and others v.
(Gjrcuit Gourt. B. IJ. NMD
'l'BADlC·MARXS-INFRINGEMENT-" KAISER " MINERAL WATER. '
In Equity. -Bill for injunction and account. W. H. _0'Dwye:r, for complainanti3. Louis a.Raegene:r, for defendants. WALLACE,J. The complainants registered in the plitent-office,July 11, 1883, theWQrd'" Kaiser,)' asa trade-mark for natural'mineral water. They adopted the name as eaTly as in 1878, ahd at the' :tiriie of registration had used it, and have used it since, in foreign commerce, selling their mineral water in bottles labeled." Kaiser Natural Mineral Water," with the words "Kaiser Water; Schwalheim," blown in the glass. The defendants sell minersl water in bottles labeled "Kaiser Water, Birresborn Natural Mineral Water." The bill is filed for an injunction andacconnting. Both parties are citizens of this state, and for that reason this court can entertain jurisdiction only upon the theory that the complainants have a valid trade-mark in the word registered, pursuant to tlie act of congress of March 3, 1881, and norelief can be granted because of any nnlawful competition in trade by the defendants with the complainants. The question,therefore, is whether the complaints have the exclusive -right to appropriate the word" Kaiser" as a trade-mark for natural min. eral water. , It is in .proof that long before the complainants adopted the word as a trade-mark there were a number of springs of mineral waters located at different -places in Europe known by the name of" Kaiserquelle " or "Kaiserbrunnen." The English translation of these names is" Kaiser spring;" "Kaiser fountain." Several of them were in Germany. One was at Aachen, the waters of which were celebrated, and were in extensive demand in Europe, and had been sold in bottles labeled" Aachen, Kaiserquelle," and "Kaiserbrunnen," by the municipality of Aachen. These springs took their name from the sovereign ofthe country, and. except when the name of the place of location was used in conjunction with tbe name ofthe spring, the word" Kaiserquelle" or" Kaiserbrunnen" did not indicate the origin or the characteristics of any particular water. Upon these facts it must be held that the complainants' selection of a

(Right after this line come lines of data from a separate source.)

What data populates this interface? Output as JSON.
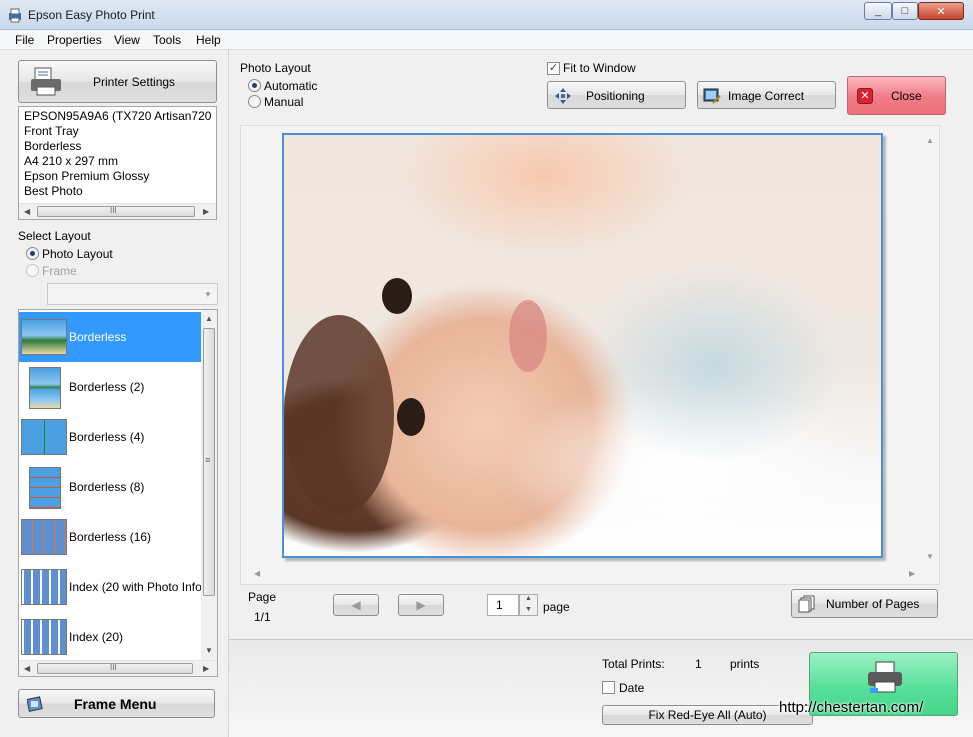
{
  "window": {
    "title": "Epson Easy Photo Print",
    "minimize": "_",
    "maximize": "□",
    "close": "✕"
  },
  "menu": [
    "File",
    "Properties",
    "View",
    "Tools",
    "Help"
  ],
  "printer": {
    "button_label": "Printer Settings",
    "info": [
      "EPSON95A9A6 (TX720 Artisan720",
      "Front Tray",
      "Borderless",
      "A4 210 x 297 mm",
      "Epson Premium Glossy",
      "Best Photo"
    ],
    "scroll_grip": "III"
  },
  "select_layout": {
    "heading": "Select Layout",
    "options": [
      "Photo Layout",
      "Frame"
    ],
    "selected": "Photo Layout",
    "items": [
      "Borderless",
      "Borderless (2)",
      "Borderless (4)",
      "Borderless (8)",
      "Borderless (16)",
      "Index (20 with Photo Info",
      "Index (20)"
    ],
    "selected_item": "Borderless",
    "scroll_grip_v": "≡",
    "scroll_grip_h": "III"
  },
  "frame_menu": {
    "label": "Frame Menu"
  },
  "photo_layout": {
    "heading": "Photo Layout",
    "options": [
      "Automatic",
      "Manual"
    ],
    "selected": "Automatic"
  },
  "toolbar": {
    "fit_to_window": "Fit to Window",
    "fit_checked": true,
    "positioning": "Positioning",
    "image_correct": "Image Correct",
    "close": "Close"
  },
  "pager": {
    "page_label": "Page",
    "page_value": "1/1",
    "page_input": "1",
    "page_suffix": "page",
    "number_of_pages": "Number of Pages"
  },
  "footer": {
    "total_prints_label": "Total Prints:",
    "total_prints_value": "1",
    "prints_unit": "prints",
    "date_label": "Date",
    "fix_red_eye": "Fix Red-Eye All (Auto)",
    "watermark": "http://chestertan.com/"
  },
  "colors": {
    "accent": "#3399ff",
    "close_button": "#f07c86",
    "print_button": "#58e09a"
  }
}
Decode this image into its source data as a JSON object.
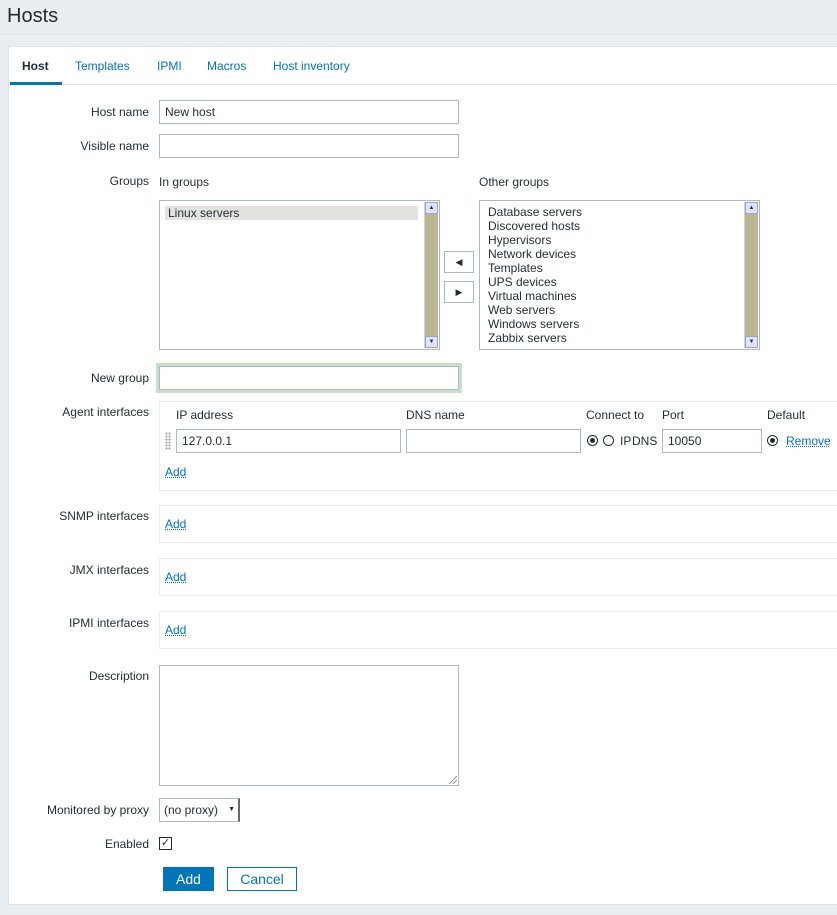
{
  "page": {
    "title": "Hosts"
  },
  "tabs": [
    {
      "label": "Host"
    },
    {
      "label": "Templates"
    },
    {
      "label": "IPMI"
    },
    {
      "label": "Macros"
    },
    {
      "label": "Host inventory"
    }
  ],
  "form": {
    "host_name": {
      "label": "Host name",
      "value": "New host"
    },
    "visible_name": {
      "label": "Visible name",
      "value": ""
    },
    "groups": {
      "label": "Groups",
      "in_groups_label": "In groups",
      "other_groups_label": "Other groups",
      "in_groups": [
        "Linux servers"
      ],
      "other_groups": [
        "Database servers",
        "Discovered hosts",
        "Hypervisors",
        "Network devices",
        "Templates",
        "UPS devices",
        "Virtual machines",
        "Web servers",
        "Windows servers",
        "Zabbix servers"
      ]
    },
    "new_group": {
      "label": "New group",
      "value": ""
    },
    "agent_interfaces": {
      "label": "Agent interfaces",
      "col_ip": "IP address",
      "col_dns": "DNS name",
      "col_connect": "Connect to",
      "col_port": "Port",
      "col_default": "Default",
      "row": {
        "ip": "127.0.0.1",
        "dns": "",
        "connect_ip": "IP",
        "connect_dns": "DNS",
        "port": "10050",
        "remove": "Remove"
      },
      "add": "Add"
    },
    "snmp_interfaces": {
      "label": "SNMP interfaces",
      "add": "Add"
    },
    "jmx_interfaces": {
      "label": "JMX interfaces",
      "add": "Add"
    },
    "ipmi_interfaces": {
      "label": "IPMI interfaces",
      "add": "Add"
    },
    "description": {
      "label": "Description",
      "value": ""
    },
    "proxy": {
      "label": "Monitored by proxy",
      "value": "(no proxy)"
    },
    "enabled": {
      "label": "Enabled",
      "check": "✓"
    },
    "buttons": {
      "add": "Add",
      "cancel": "Cancel"
    }
  },
  "icons": {
    "left_arrow": "◀",
    "right_arrow": "▶",
    "scroll_up": "▲",
    "scroll_down": "▼",
    "caret": "▼"
  }
}
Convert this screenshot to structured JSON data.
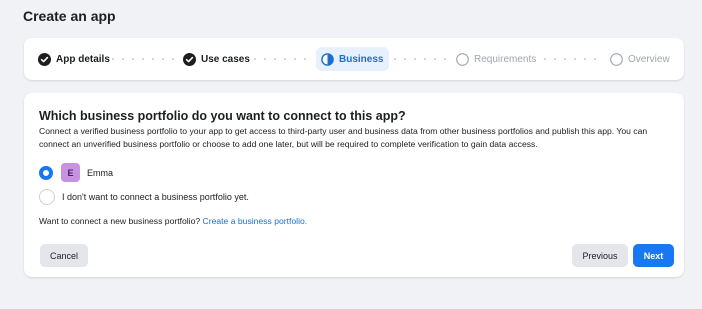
{
  "page": {
    "title": "Create an app"
  },
  "stepper": {
    "steps": [
      {
        "label": "App details",
        "status": "complete"
      },
      {
        "label": "Use cases",
        "status": "complete"
      },
      {
        "label": "Business",
        "status": "active"
      },
      {
        "label": "Requirements",
        "status": "pending"
      },
      {
        "label": "Overview",
        "status": "pending"
      }
    ]
  },
  "card": {
    "question": "Which business portfolio do you want to connect to this app?",
    "description": "Connect a verified business portfolio to your app to get access to third-party user and business data from other business portfolios and publish this app. You can connect an unverified business portfolio or choose to add one later, but will be required to complete verification to gain data access.",
    "options": [
      {
        "avatar_letter": "E",
        "label": "Emma",
        "selected": true
      },
      {
        "label": "I don't want to connect a business portfolio yet.",
        "selected": false
      }
    ],
    "new_portfolio_text": "Want to connect a new business portfolio?",
    "new_portfolio_link": "Create a business portfolio."
  },
  "buttons": {
    "cancel": "Cancel",
    "previous": "Previous",
    "next": "Next"
  },
  "colors": {
    "accent": "#1877f2",
    "complete": "#1c1e21",
    "avatar": "#c792e0"
  }
}
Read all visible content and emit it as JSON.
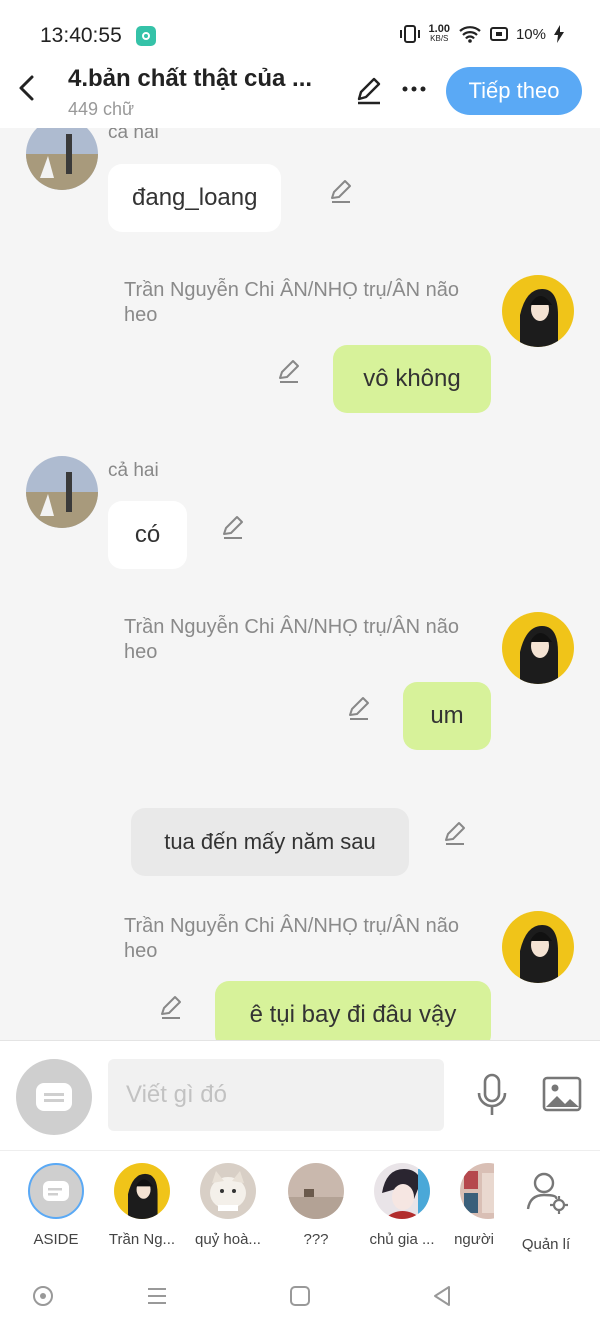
{
  "status_bar": {
    "time": "13:40:55",
    "net_speed_value": "1.00",
    "net_speed_unit": "KB/S",
    "battery": "10%"
  },
  "header": {
    "title": "4.bản chất thật của ...",
    "word_count": "449 chữ",
    "next_label": "Tiếp theo"
  },
  "messages": [
    {
      "sender": "ca hai",
      "text": "đang_loang",
      "side": "left"
    },
    {
      "sender": "Trần Nguyễn Chi ÂN/NHỌ trụ/ÂN não heo",
      "text": "vô không",
      "side": "right"
    },
    {
      "sender": "cả hai",
      "text": "có",
      "side": "left"
    },
    {
      "sender": "Trần Nguyễn Chi ÂN/NHỌ trụ/ÂN não heo",
      "text": "um",
      "side": "right"
    },
    {
      "sender": "",
      "text": "tua đến mấy năm sau",
      "side": "aside"
    },
    {
      "sender": "Trần Nguyễn Chi ÂN/NHỌ trụ/ÂN não heo",
      "text": "ê tụi bay đi đâu vậy",
      "side": "right"
    }
  ],
  "input": {
    "placeholder": "Viết gì đó"
  },
  "characters": [
    {
      "name": "ASIDE"
    },
    {
      "name": "Trần Ng..."
    },
    {
      "name": "quỷ hoà..."
    },
    {
      "name": "???"
    },
    {
      "name": "chủ gia ..."
    },
    {
      "name": "người"
    },
    {
      "name": "Quản lí"
    }
  ],
  "colors": {
    "accent": "#5aa9f5",
    "my_bubble": "#d7f29a",
    "other_bubble": "#ffffff",
    "aside_bubble": "#e9e9e9"
  }
}
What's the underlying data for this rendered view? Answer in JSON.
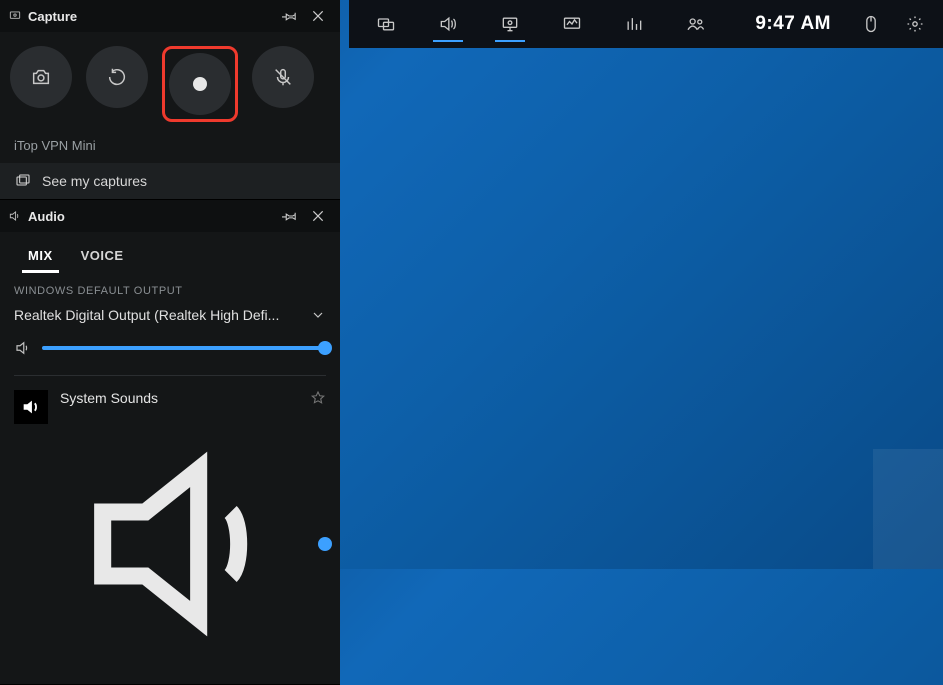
{
  "topbar": {
    "time": "9:47 AM",
    "items": [
      {
        "name": "widgets-icon"
      },
      {
        "name": "audio-icon",
        "active": true
      },
      {
        "name": "capture-icon",
        "active": true
      },
      {
        "name": "performance-icon"
      },
      {
        "name": "resources-icon"
      },
      {
        "name": "xbox-social-icon"
      }
    ],
    "right": [
      {
        "name": "mouse-icon"
      },
      {
        "name": "settings-icon"
      }
    ]
  },
  "capture": {
    "title": "Capture",
    "buttons": {
      "screenshot": "Take screenshot",
      "last30": "Record last 30 seconds",
      "record": "Start recording",
      "mic": "Microphone off"
    },
    "subtitle": "iTop VPN Mini",
    "see_captures": "See my captures"
  },
  "audio": {
    "title": "Audio",
    "tabs": {
      "mix": "MIX",
      "voice": "VOICE"
    },
    "active_tab": "mix",
    "section_label": "WINDOWS DEFAULT OUTPUT",
    "device_name": "Realtek Digital Output (Realtek High Defi...",
    "master_volume_percent": 100,
    "apps": [
      {
        "name": "System Sounds",
        "volume_percent": 100,
        "pinned": false
      }
    ]
  }
}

trade-mark is open to the objection that they have adopted a name which is descriptive of natural mineral waters that others had a prior right to sell by the same name, and Il).ore especially those from the springs of Aachen, the waters of which had been introduced totha public, sold, and became well known by tl:l;e name of "Kaiserqnelle" or" Kaiserbrunnen." The municipality of Aachen has certainly the prior right to use, as a trade-mark, a name which, when applied to mineral waters, signifies the waters of its own spring,-the Kaiser spring of Aaehen. Congress & Empire Spring Co. v. High Rock Congress Spring Co., 45 N. Y. 291. To entitle the name to equitable protection as a trade-mark, the right to its use must be exclusive, and not one which others can employ with as much truth as those who adopt it. funal Co. v. Olark, 13 Wall. 311. As against the complainants, it would clearly be legitimate for the owners of any of the Kaiserquelle waters of Europe to sell them in this country, or in England. by the name of the Kaiser spring waters, or to sell them anywhere by a name which in any language would signify to tho purchaser the true name of the article, and be descriptive of its origin and ownership. Kaiser spring waters and Kaiser Water, when used to describe natural mineral waters, mean the same thing; and the essential identity between the name adopted by the complainants, and that which others had a prior right to use, is not changed by omitting the word "spring." That word would be inevitably associated by a purchaser of the article with the rest of the name. If the complainants had adopted as their trade-mark the compound word" Kaiser water, Schwalhelm," it is quite likely they would be entitled to protection. As it is, the bill must be dismissed.
THE DAYLESFORD.1 LE BARON,
(DiBtriet Oourt, B. D. Alabama. March 14,1887.)
NEGLIGENCE-PERSONAL INJUlUES-LIABILITY 01' VESSEL FOR INSECURE PROACHES-CONTRIBUTORY NEGLIGENCE.
In cases of maritime tort, courts of admiralty are not bound by rules of the common and civil law governing cases of contributory negligence, and in suits for personal injuries contributory negligence on the part of the libelant is not a bar to his recovery, and will not cause the denIal of relief to one whose negligence may have contributed to his injury.1I Where one has the right to use a ladder as a means of descent from the ship to the wharf, the vessel owes him a duty to see that it is properly secured and, if personal injuries are caused by the negligence of the ship's crew this regard. the vessel will be liable therefor.
JReported by Theodore M.Etting, Esq., oithe Philadelphia bar. suits admiralty for injuries, negligence. on the part of the hbelant IS not a bar to bls recovery. The admIralty rule, apportIOning damages! when both parties! are at fault, extends to all cases of maritime tort occasioned by con. curring negligence. The Max Morris, 28 Fed. Rep. 881, and note.